Harris | College Heights

The Harris House
Brice and Loring S. Harris
500 Glenn Road

Harris house, entry

The architectural lineage of the Harris House is somewhat uncertain, although attributed to Hajjar. (NOTE: Recent research suggests that this house may have been designed by Kenneth Heidrich.) If Hajjar-designed, this would be his first undertaking in State College. It also appears to have had several modifications over the years since initial construction. The windows and low roof are typical of later Hajjar designs, as are the naturally-lit entry and small balcony for light and ventilation.


Harris house, from driveway

The end of the house is hidden in the woods as viewed from the entry drive. The original house address was 414 Martin Terrace.

Harris house, rear facade

The back of the house faces Glenn Road as it bends downhill. The upper-level balcony with sliding-glass door is a typical Hajjar treatment, but the balcony railing is not and is likely a replacement.

house and garage from the street

The Grosslight House is one of the “Houses for Three Veterans” grouped together on Glenn Road. (See also The Tukey House and The Berlin House.) While the homes were all built by contractor Harry Falk, the dwellings are all highly distinctive in appearance, reflecting the personal wishes of the three families.

The homes were of average size for the times, and each cost $18,000. (In comparison, several nearby homes by architect William Hajjar cost about $25,000 each and were among the more expensive in town when built. The Hallock designs are no less stylish, however.)

Joseph was a professor in psychology at Penn State.
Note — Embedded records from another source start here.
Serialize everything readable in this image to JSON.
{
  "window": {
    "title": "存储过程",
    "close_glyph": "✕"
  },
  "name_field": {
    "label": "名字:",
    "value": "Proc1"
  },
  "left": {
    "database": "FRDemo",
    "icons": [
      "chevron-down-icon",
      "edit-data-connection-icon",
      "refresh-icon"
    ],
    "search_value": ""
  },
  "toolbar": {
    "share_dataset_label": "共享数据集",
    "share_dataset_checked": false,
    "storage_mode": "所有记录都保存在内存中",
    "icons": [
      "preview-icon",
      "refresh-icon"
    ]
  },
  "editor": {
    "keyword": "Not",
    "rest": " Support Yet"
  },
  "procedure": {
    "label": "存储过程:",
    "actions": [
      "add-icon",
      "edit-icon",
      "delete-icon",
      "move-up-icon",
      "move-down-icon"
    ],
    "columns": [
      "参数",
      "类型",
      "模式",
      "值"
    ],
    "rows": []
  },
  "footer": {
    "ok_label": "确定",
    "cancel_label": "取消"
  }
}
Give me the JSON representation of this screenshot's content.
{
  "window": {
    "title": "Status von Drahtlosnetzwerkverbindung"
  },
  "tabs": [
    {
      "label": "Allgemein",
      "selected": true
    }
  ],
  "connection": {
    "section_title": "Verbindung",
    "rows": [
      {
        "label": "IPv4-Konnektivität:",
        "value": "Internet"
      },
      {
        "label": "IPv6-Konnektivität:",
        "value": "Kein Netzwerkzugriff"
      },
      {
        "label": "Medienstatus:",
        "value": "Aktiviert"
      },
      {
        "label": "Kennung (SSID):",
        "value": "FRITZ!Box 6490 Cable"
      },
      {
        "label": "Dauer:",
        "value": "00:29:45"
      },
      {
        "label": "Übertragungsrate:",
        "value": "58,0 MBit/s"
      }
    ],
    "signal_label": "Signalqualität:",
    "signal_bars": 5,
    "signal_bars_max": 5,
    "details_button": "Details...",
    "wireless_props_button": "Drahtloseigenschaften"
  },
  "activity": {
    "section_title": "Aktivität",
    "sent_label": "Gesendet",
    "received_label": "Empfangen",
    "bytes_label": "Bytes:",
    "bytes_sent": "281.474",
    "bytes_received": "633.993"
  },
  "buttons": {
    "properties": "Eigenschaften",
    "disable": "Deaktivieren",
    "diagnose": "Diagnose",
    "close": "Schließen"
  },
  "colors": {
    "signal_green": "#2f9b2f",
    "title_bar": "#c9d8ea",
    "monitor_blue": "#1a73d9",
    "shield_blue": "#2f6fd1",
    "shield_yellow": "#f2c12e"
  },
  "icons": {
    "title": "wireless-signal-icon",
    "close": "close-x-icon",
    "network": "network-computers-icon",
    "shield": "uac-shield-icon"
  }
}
Jane was an expert in lighting (also one of Hallock’s special interests) and wrote a book on the subject. The couple later relocated to Kent State University in Kent, Ohio.